• [EXERCISE BRIEF] Reproduce the records that follow without alteration, apart from removing the pictures.

Records from a data source:

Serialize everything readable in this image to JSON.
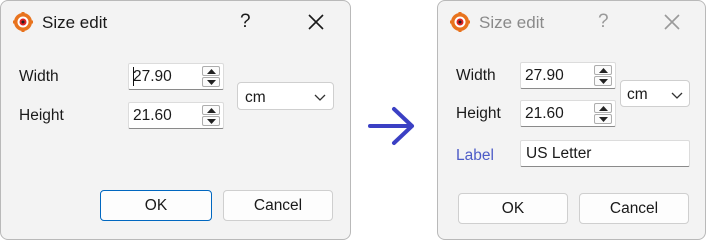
{
  "dialog_before": {
    "title": "Size edit",
    "help": "?",
    "width_label": "Width",
    "width_value": "27.90",
    "height_label": "Height",
    "height_value": "21.60",
    "unit": "cm",
    "ok": "OK",
    "cancel": "Cancel"
  },
  "dialog_after": {
    "title": "Size edit",
    "help": "?",
    "width_label": "Width",
    "width_value": "27.90",
    "height_label": "Height",
    "height_value": "21.60",
    "unit": "cm",
    "label_label": "Label",
    "label_value": "US Letter",
    "ok": "OK",
    "cancel": "Cancel"
  },
  "colors": {
    "accent": "#0067c0",
    "label_link": "#4d5cc7",
    "arrow": "#3b40c4"
  },
  "icons": {
    "app": "gear-eye-icon",
    "close": "close-icon",
    "spin_up": "triangle-up-icon",
    "spin_down": "triangle-down-icon",
    "dropdown": "chevron-down-icon",
    "transition": "arrow-right-icon"
  }
}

• [RESPONSE]
Serialize everything readable in this image to JSON.
{
  "dialog_before": {
    "title": "Size edit",
    "help": "?",
    "width_label": "Width",
    "width_value": "27.90",
    "height_label": "Height",
    "height_value": "21.60",
    "unit": "cm",
    "ok": "OK",
    "cancel": "Cancel"
  },
  "dialog_after": {
    "title": "Size edit",
    "help": "?",
    "width_label": "Width",
    "width_value": "27.90",
    "height_label": "Height",
    "height_value": "21.60",
    "unit": "cm",
    "label_label": "Label",
    "label_value": "US Letter",
    "ok": "OK",
    "cancel": "Cancel"
  },
  "colors": {
    "accent": "#0067c0",
    "label_link": "#4d5cc7",
    "arrow": "#3b40c4"
  },
  "icons": {
    "app": "gear-eye-icon",
    "close": "close-icon",
    "spin_up": "triangle-up-icon",
    "spin_down": "triangle-down-icon",
    "dropdown": "chevron-down-icon",
    "transition": "arrow-right-icon"
  }
}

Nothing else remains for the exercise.